While the calm the snow has brought to New York's streets is eerily pleasant, the calm it has brought to Washington is unsettling. Though Senator Reid has pledged to remain on Capitol Hill to hash out agreement on a jobs bill, momentum for a bill that would significantly impact unemployment is waning. The proposal has been whittled from the, in retrospect, quite ambitious House plan for $174 billion in spending on infrastructure, education jobs, and six-month extensions of unemployment and COBRA benefits to a slew of tax credits, an extension of a subsidized bond to finance infrastructure project, and three-month extensions of unemployment and COBRA benefits.
Direct spending on infrastructure projects seems to have been dropped and there has been no mention of aid to states or cities, which provided one of the most effective boosts to employment in the last year. Plus, like a second blizzard within a week, Senators are trying to add insult to injury by including in the legislation a reduction of the estate tax in 2011 and reauthorization of the Patriot Act.
The jobs bill now looks similar to many of the "mini-stimuluses" that states have passed over the last year. According to the National Conference of State Legislatures, 11 states have authorized mini-stimulus plans, which are mostly tax incentives, loans, a fair amount of "regulatory reform" to "ease the burden" on job creation, and lots of incentives to "encourage" this or that activity that supposedly generates job growth. Only half of the 11 states have devoted funds to infrastructure projects.

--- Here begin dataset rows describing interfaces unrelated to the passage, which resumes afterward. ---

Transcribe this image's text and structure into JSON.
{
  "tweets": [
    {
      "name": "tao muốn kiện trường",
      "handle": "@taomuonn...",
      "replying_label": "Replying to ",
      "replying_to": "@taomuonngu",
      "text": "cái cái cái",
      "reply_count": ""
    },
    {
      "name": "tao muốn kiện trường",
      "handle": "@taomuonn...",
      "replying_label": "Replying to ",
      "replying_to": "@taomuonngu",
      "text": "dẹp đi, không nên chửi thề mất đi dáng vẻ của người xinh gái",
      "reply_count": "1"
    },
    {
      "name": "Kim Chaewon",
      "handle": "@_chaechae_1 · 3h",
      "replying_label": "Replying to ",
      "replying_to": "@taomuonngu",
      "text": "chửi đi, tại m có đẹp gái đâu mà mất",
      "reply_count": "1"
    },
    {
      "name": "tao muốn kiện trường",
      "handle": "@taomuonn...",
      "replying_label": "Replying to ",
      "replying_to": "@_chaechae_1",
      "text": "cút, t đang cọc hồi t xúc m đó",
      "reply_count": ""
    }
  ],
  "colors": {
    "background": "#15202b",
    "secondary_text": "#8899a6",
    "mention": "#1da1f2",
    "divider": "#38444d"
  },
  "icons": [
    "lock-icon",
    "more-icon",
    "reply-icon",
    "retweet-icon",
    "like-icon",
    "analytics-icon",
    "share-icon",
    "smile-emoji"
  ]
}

The mini-stimulus bills are generally characterized by their lack of ambition. Enacted state-level stimulus and jobs packages total $35 billion with stimulus spending proposed by all states adding up to only $39 billion. At $31 billion, Illinois's capital construction plan (its first in a decade) constitutes fully 89% of state-level spending on stimulus.
The catch, of course, is that states are hamstrung by budget rules about how they can deficit spend (they generally can't, though borrowing is permitted for certain functions, like infrastructure projects). These mini-stimulus bills might assist individuals on the margins and might speed up investment and even some job creation. But they are more often efforts by governors and state legislatures to demonstrate to their populations that they are concerned with the economy and with unemployment. After all, as Paul Krugman noted a while back, it doesn't really make sense for states to pursue economic stimulus strategies:
think of what would happen if, say, New Jersey were to attempt to boost its economy through tax cuts or public works, without this state-level stimulus being part of a nationwide program. Clearly, much of the stimulus would "leak" away to neighboring states, so that New Jersey would end up with all of the debt while other states got many if not most of the jobs.
The lesson is that governors and state legislatures can generally be excused for trying to stimulate their economies with underwhelming measures. State and local governments serve other vital roles during downturns, ranging from service provision to facilitation of federal stimulus efforts. For instance, a mini-stimulus introduced by California State Senator Darrell Steinberg would, according to the State Senator, create 140,000 jobs, but more than 80 percent of these jobs would be created by ensuring that federal funds are invested "efficiently and quickly."
The federal government, on the other hand, is both privileged and cursed with the capacity to impact -- to actually stimulate -- the economy. A federal "jobs bill" that is more reminiscent of a state-level mini-stimulus package would just be election-year white noise.